■ Brief
All of the entries must appear again exactly as written.

--------------------

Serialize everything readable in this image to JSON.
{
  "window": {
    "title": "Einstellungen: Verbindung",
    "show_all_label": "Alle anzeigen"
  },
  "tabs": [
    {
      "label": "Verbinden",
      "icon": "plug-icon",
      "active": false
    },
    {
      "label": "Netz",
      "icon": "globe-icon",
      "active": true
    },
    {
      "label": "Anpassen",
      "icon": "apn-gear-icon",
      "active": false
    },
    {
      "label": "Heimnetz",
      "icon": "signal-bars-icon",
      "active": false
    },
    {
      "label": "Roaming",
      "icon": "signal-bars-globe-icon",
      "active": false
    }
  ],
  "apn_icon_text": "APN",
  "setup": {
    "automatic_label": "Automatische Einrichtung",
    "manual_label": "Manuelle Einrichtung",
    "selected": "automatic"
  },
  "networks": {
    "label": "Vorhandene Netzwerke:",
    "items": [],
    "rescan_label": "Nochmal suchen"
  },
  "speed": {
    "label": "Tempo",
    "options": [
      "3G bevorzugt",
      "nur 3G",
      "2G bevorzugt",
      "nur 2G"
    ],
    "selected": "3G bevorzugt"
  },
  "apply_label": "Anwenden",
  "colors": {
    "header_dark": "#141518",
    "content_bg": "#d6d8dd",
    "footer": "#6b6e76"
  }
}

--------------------

■ Response to this exercise
Serialize everything readable in this image to JSON.
{
  "window": {
    "title": "Einstellungen: Verbindung",
    "show_all_label": "Alle anzeigen"
  },
  "tabs": [
    {
      "label": "Verbinden",
      "icon": "plug-icon",
      "active": false
    },
    {
      "label": "Netz",
      "icon": "globe-icon",
      "active": true
    },
    {
      "label": "Anpassen",
      "icon": "apn-gear-icon",
      "active": false
    },
    {
      "label": "Heimnetz",
      "icon": "signal-bars-icon",
      "active": false
    },
    {
      "label": "Roaming",
      "icon": "signal-bars-globe-icon",
      "active": false
    }
  ],
  "apn_icon_text": "APN",
  "setup": {
    "automatic_label": "Automatische Einrichtung",
    "manual_label": "Manuelle Einrichtung",
    "selected": "automatic"
  },
  "networks": {
    "label": "Vorhandene Netzwerke:",
    "items": [],
    "rescan_label": "Nochmal suchen"
  },
  "speed": {
    "label": "Tempo",
    "options": [
      "3G bevorzugt",
      "nur 3G",
      "2G bevorzugt",
      "nur 2G"
    ],
    "selected": "3G bevorzugt"
  },
  "apply_label": "Anwenden",
  "colors": {
    "header_dark": "#141518",
    "content_bg": "#d6d8dd",
    "footer": "#6b6e76"
  }
}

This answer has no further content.